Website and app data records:
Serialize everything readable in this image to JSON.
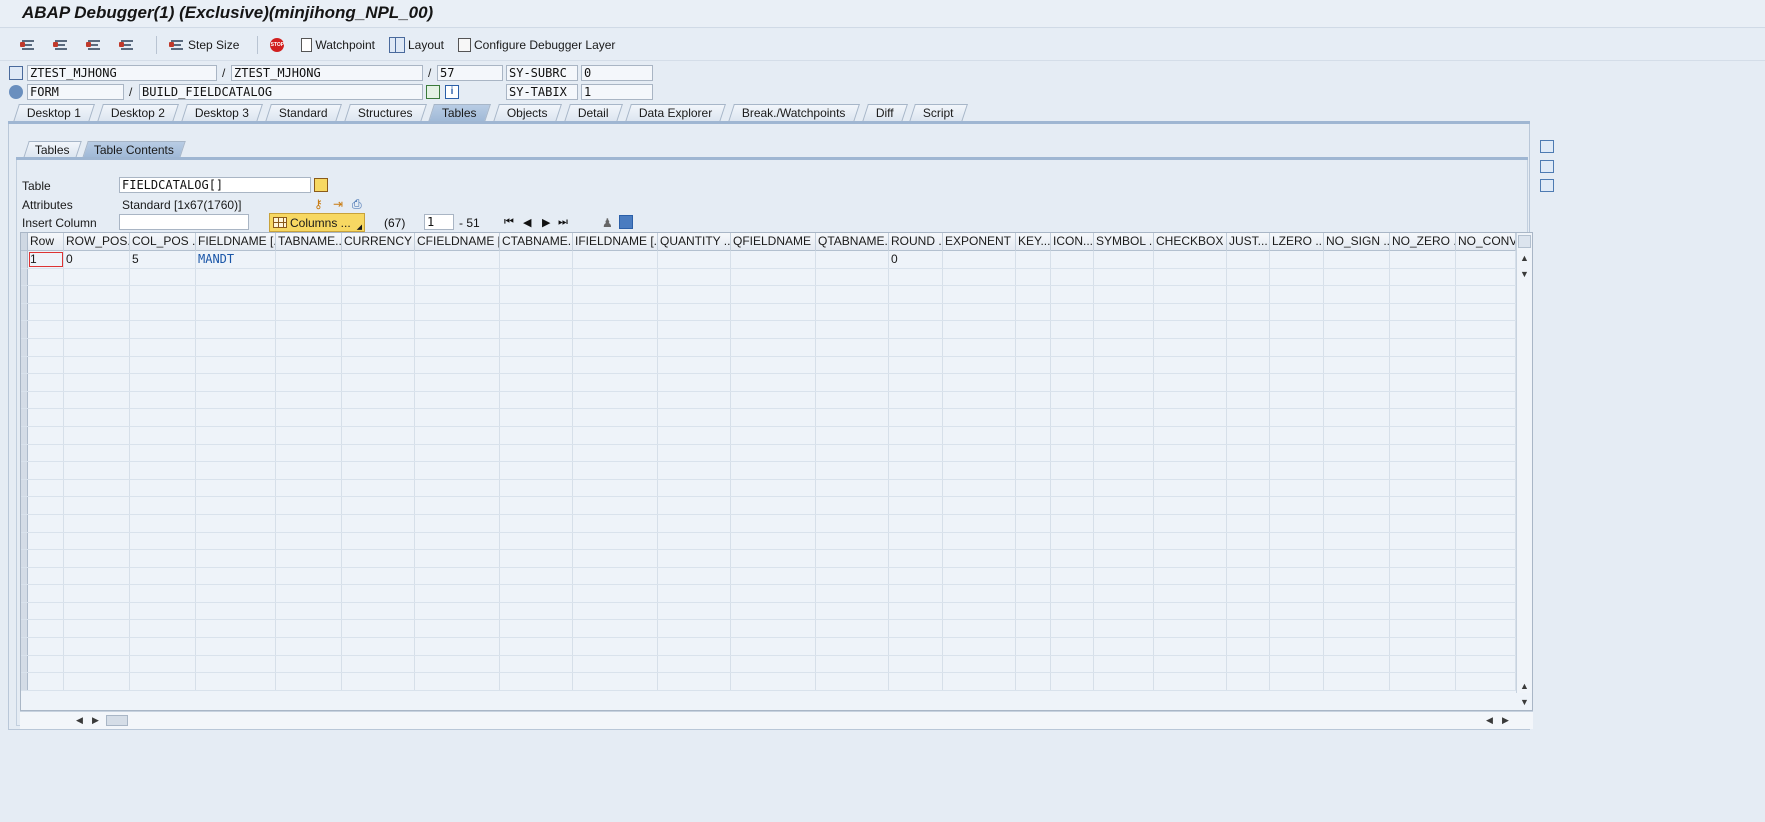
{
  "window": {
    "title": "ABAP Debugger(1)  (Exclusive)(minjihong_NPL_00)"
  },
  "toolbar": {
    "step_size": "Step Size",
    "watchpoint": "Watchpoint",
    "layout": "Layout",
    "configure_layer": "Configure Debugger Layer",
    "stop_icon_text": "STOP"
  },
  "context": {
    "program": "ZTEST_MJHONG",
    "include": "ZTEST_MJHONG",
    "line": "57",
    "event_type": "FORM",
    "event_name": "BUILD_FIELDCATALOG",
    "sy_subrc_label": "SY-SUBRC",
    "sy_subrc_value": "0",
    "sy_tabix_label": "SY-TABIX",
    "sy_tabix_value": "1",
    "slash": "/"
  },
  "tabs": [
    {
      "label": "Desktop 1"
    },
    {
      "label": "Desktop 2"
    },
    {
      "label": "Desktop 3"
    },
    {
      "label": "Standard"
    },
    {
      "label": "Structures"
    },
    {
      "label": "Tables",
      "active": true
    },
    {
      "label": "Objects"
    },
    {
      "label": "Detail"
    },
    {
      "label": "Data Explorer"
    },
    {
      "label": "Break./Watchpoints"
    },
    {
      "label": "Diff"
    },
    {
      "label": "Script"
    }
  ],
  "subtabs": [
    {
      "label": "Tables"
    },
    {
      "label": "Table Contents",
      "active": true
    }
  ],
  "table_info": {
    "table_label": "Table",
    "table_value": "FIELDCATALOG[]",
    "attributes_label": "Attributes",
    "attributes_value": "Standard [1x67(1760)]",
    "insert_column_label": "Insert Column",
    "insert_column_value": "",
    "columns_button": "Columns ...",
    "total_columns": "(67)",
    "from_col": "1",
    "to_col": "- 51"
  },
  "grid": {
    "columns": [
      "Row",
      "ROW_POS...",
      "COL_POS ...",
      "FIELDNAME [...",
      "TABNAME...",
      "CURRENCY ...",
      "CFIELDNAME [...",
      "CTABNAME...",
      "IFIELDNAME [...",
      "QUANTITY ...",
      "QFIELDNAME ...",
      "QTABNAME...",
      "ROUND ...",
      "EXPONENT ...",
      "KEY...",
      "ICON...",
      "SYMBOL ...",
      "CHECKBOX ...",
      "JUST...",
      "LZERO ...",
      "NO_SIGN ...",
      "NO_ZERO ...",
      "NO_CONV"
    ],
    "rows": [
      [
        "1",
        "0",
        "5",
        "MANDT",
        "",
        "",
        "",
        "",
        "",
        "",
        "",
        "",
        "0",
        "",
        "",
        "",
        "",
        "",
        "",
        "",
        "",
        "",
        ""
      ]
    ]
  }
}
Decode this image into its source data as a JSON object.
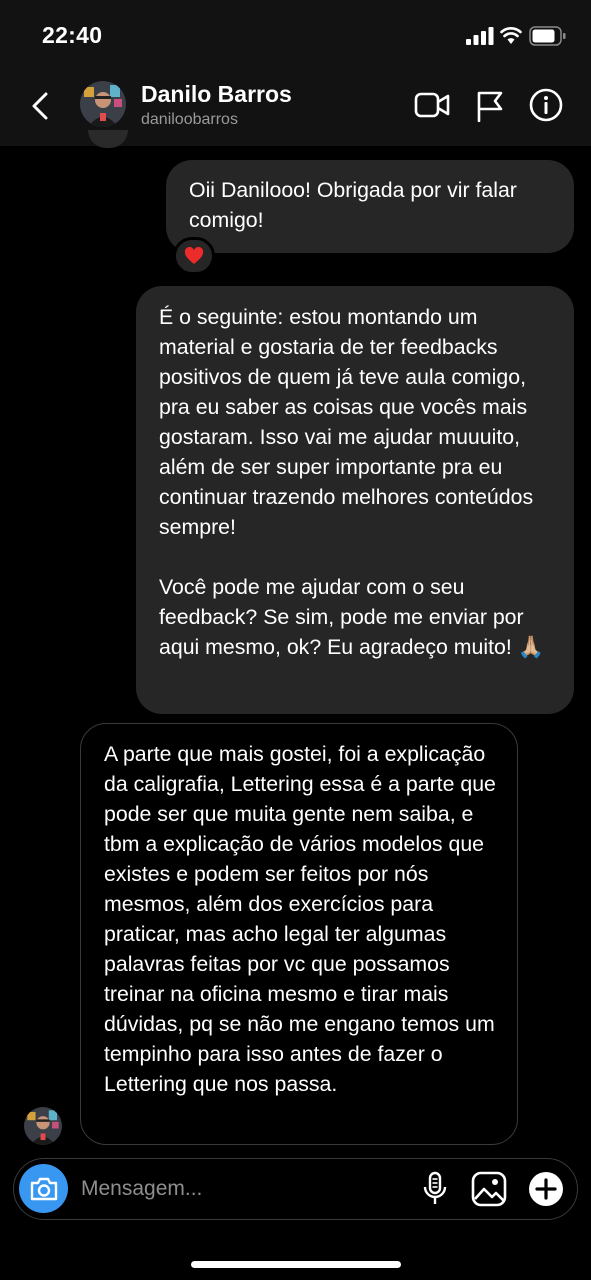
{
  "status_bar": {
    "time": "22:40"
  },
  "header": {
    "name": "Danilo Barros",
    "username": "daniloobarros"
  },
  "messages": [
    {
      "from": "me",
      "text": "Oii Danilooo! Obrigada por vir falar comigo!",
      "reaction": "heart"
    },
    {
      "from": "me",
      "paragraphs": [
        "É o seguinte: estou montando um material e gostaria de ter feedbacks positivos de quem já teve aula comigo, pra eu saber as coisas que vocês mais gostaram. Isso vai me ajudar muuuito, além de ser super importante pra eu continuar trazendo melhores conteúdos sempre!",
        "Você pode me ajudar com o seu feedback? Se sim, pode me enviar por aqui mesmo, ok? Eu agradeço muito! 🙏🏼"
      ]
    },
    {
      "from": "them",
      "text": "A parte que mais gostei, foi a explicação da caligrafia, Lettering essa é a parte que pode ser que muita gente nem saiba, e tbm a explicação de vários modelos que existes e podem ser feitos por nós mesmos, além dos exercícios para praticar, mas acho legal ter algumas palavras feitas por vc que possamos treinar na oficina mesmo e tirar mais dúvidas, pq se não me engano temos um tempinho para isso antes de fazer o Lettering que nos passa."
    }
  ],
  "composer": {
    "placeholder": "Mensagem..."
  },
  "icons": [
    "back-icon",
    "video-call-icon",
    "flag-icon",
    "info-icon",
    "camera-icon",
    "microphone-icon",
    "gallery-icon",
    "plus-icon",
    "heart-icon"
  ],
  "colors": {
    "camera_button": "#3897f0",
    "outgoing_bubble": "#262626",
    "heart": "#ed2b2b"
  }
}
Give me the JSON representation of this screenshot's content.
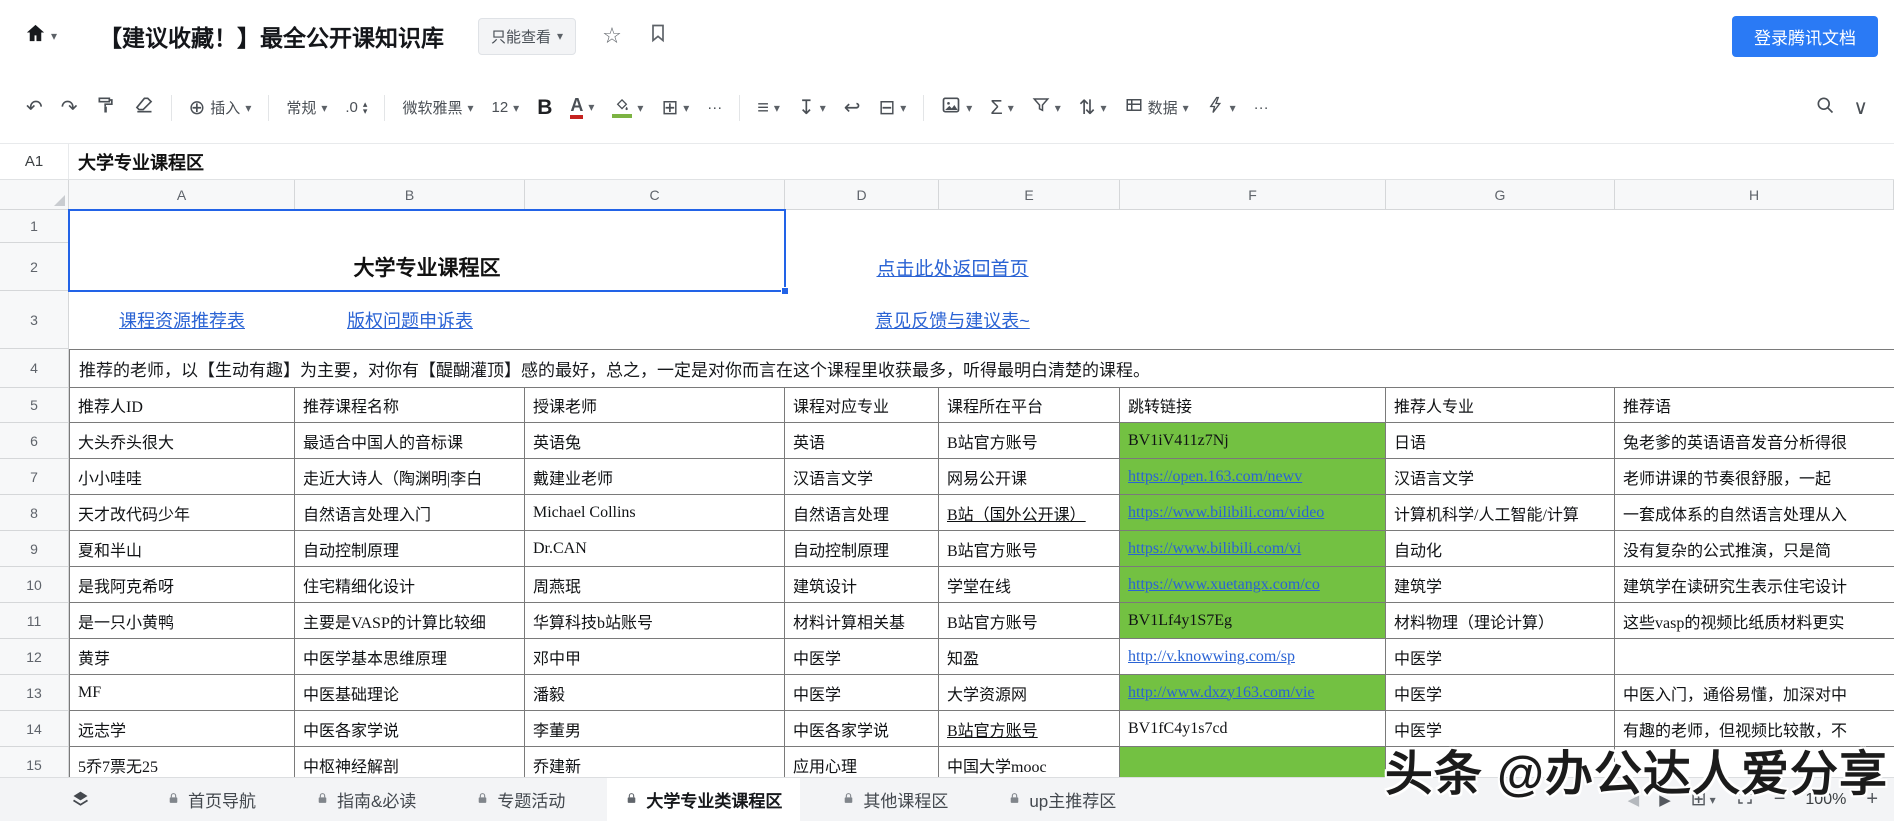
{
  "topbar": {
    "title": "【建议收藏！】最全公开课知识库",
    "view_only": "只能查看",
    "login": "登录腾讯文档"
  },
  "toolbar": {
    "insert_label": "插入",
    "format_label": "常规",
    "decimal_label": ".0",
    "font_family": "微软雅黑",
    "font_size": "12",
    "data_label": "数据"
  },
  "formula": {
    "cell_ref": "A1",
    "content": "大学专业课程区"
  },
  "icons": {
    "undo": "↶",
    "redo": "↷",
    "insert_plus": "⊕",
    "caret": "▾",
    "tri_up": "▴",
    "tri_down": "▾",
    "bold": "B",
    "font_color": "A",
    "borders": "⊞",
    "more": "···",
    "align": "≡",
    "valign": "↧",
    "wrap": "↩",
    "merge": "⊟",
    "sum": "Σ",
    "sort": "⇅",
    "collapse": "∨",
    "star": "☆",
    "prev": "◀",
    "next": "▶",
    "minus": "−",
    "zoom_plus": "+",
    "grid": "⊞"
  },
  "grid": {
    "col_letters": [
      "A",
      "B",
      "C",
      "D",
      "E",
      "F",
      "G",
      "H"
    ],
    "row_nums": [
      "1",
      "2",
      "3",
      "4",
      "5",
      "6",
      "7",
      "8",
      "9",
      "10",
      "11",
      "12",
      "13",
      "14",
      "15"
    ],
    "title": "大学专业课程区",
    "home_link": "点击此处返回首页",
    "links": {
      "course": "课程资源推荐表",
      "copyright": "版权问题申诉表",
      "feedback": "意见反馈与建议表~"
    },
    "note": "推荐的老师，以【生动有趣】为主要，对你有【醍醐灌顶】感的最好，总之，一定是对你而言在这个课程里收获最多，听得最明白清楚的课程。",
    "table": {
      "headers": [
        "推荐人ID",
        "推荐课程名称",
        "授课老师",
        "课程对应专业",
        "课程所在平台",
        "跳转链接",
        "推荐人专业",
        "推荐语"
      ],
      "rows": [
        {
          "id": "大头乔头很大",
          "course": "最适合中国人的音标课",
          "teacher": "英语兔",
          "major": "英语",
          "platform": "B站官方账号",
          "link": "BV1iV411z7Nj",
          "rec_major": "日语",
          "comment": "兔老爹的英语语音发音分析得很"
        },
        {
          "id": "小小哇哇",
          "course": "走近大诗人（陶渊明|李白",
          "teacher": "戴建业老师",
          "major": "汉语言文学",
          "platform": "网易公开课",
          "link": "https://open.163.com/newv",
          "rec_major": "汉语言文学",
          "comment": "老师讲课的节奏很舒服，一起"
        },
        {
          "id": "天才改代码少年",
          "course": "自然语言处理入门",
          "teacher": "Michael Collins",
          "major": "自然语言处理",
          "platform": "B站（国外公开课）",
          "link": "https://www.bilibili.com/video",
          "rec_major": "计算机科学/人工智能/计算",
          "comment": "一套成体系的自然语言处理从入"
        },
        {
          "id": "夏和半山",
          "course": "自动控制原理",
          "teacher": "Dr.CAN",
          "major": "自动控制原理",
          "platform": "B站官方账号",
          "link": "https://www.bilibili.com/vi",
          "rec_major": "自动化",
          "comment": "没有复杂的公式推演，只是简"
        },
        {
          "id": "是我阿克希呀",
          "course": "住宅精细化设计",
          "teacher": "周燕珉",
          "major": "建筑设计",
          "platform": "学堂在线",
          "link": "https://www.xuetangx.com/co",
          "rec_major": "建筑学",
          "comment": "建筑学在读研究生表示住宅设计"
        },
        {
          "id": "是一只小黄鸭",
          "course": "主要是VASP的计算比较细",
          "teacher": "华算科技b站账号",
          "major": "材料计算相关基",
          "platform": "B站官方账号",
          "link": "BV1Lf4y1S7Eg",
          "rec_major": "材料物理（理论计算）",
          "comment": "这些vasp的视频比纸质材料更实"
        },
        {
          "id": "黄芽",
          "course": "中医学基本思维原理",
          "teacher": "邓中甲",
          "major": "中医学",
          "platform": "知盈",
          "link": "http://v.knowwing.com/sp",
          "rec_major": "中医学",
          "comment": ""
        },
        {
          "id": "MF",
          "course": "中医基础理论",
          "teacher": "潘毅",
          "major": "中医学",
          "platform": "大学资源网",
          "link": "http://www.dxzy163.com/vie",
          "rec_major": "中医学",
          "comment": "中医入门，通俗易懂，加深对中"
        },
        {
          "id": "远志学",
          "course": "中医各家学说",
          "teacher": "李董男",
          "major": "中医各家学说",
          "platform": "B站官方账号",
          "link": "BV1fC4y1s7cd",
          "rec_major": "中医学",
          "comment": "有趣的老师，但视频比较散，不"
        },
        {
          "id": "5乔7票无25",
          "course": "中枢神经解剖",
          "teacher": "乔建新",
          "major": "应用心理",
          "platform": "中国大学mooc",
          "link": "",
          "rec_major": "",
          "comment": ""
        }
      ]
    }
  },
  "sheetbar": {
    "tabs": [
      {
        "label": "首页导航"
      },
      {
        "label": "指南&必读"
      },
      {
        "label": "专题活动"
      },
      {
        "label": "大学专业类课程区"
      },
      {
        "label": "其他课程区"
      },
      {
        "label": "up主推荐区"
      }
    ],
    "active_tab": "大学专业类课程区",
    "zoom": "100%"
  },
  "watermark": {
    "text": "头条 @办公达人爱分享"
  },
  "colors": {
    "accent": "#2a7af5",
    "selection": "#2263e7",
    "green": "#73c142",
    "link": "#2a63d4"
  }
}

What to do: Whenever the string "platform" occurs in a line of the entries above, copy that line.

Answer to this task:
          "platform": "B站官方账号",
          "platform": "网易公开课",
          "platform": "B站（国外公开课）",
          "platform": "B站官方账号",
          "platform": "学堂在线",
          "platform": "B站官方账号",
          "platform": "知盈",
          "platform": "大学资源网",
          "platform": "B站官方账号",
          "platform": "中国大学mooc",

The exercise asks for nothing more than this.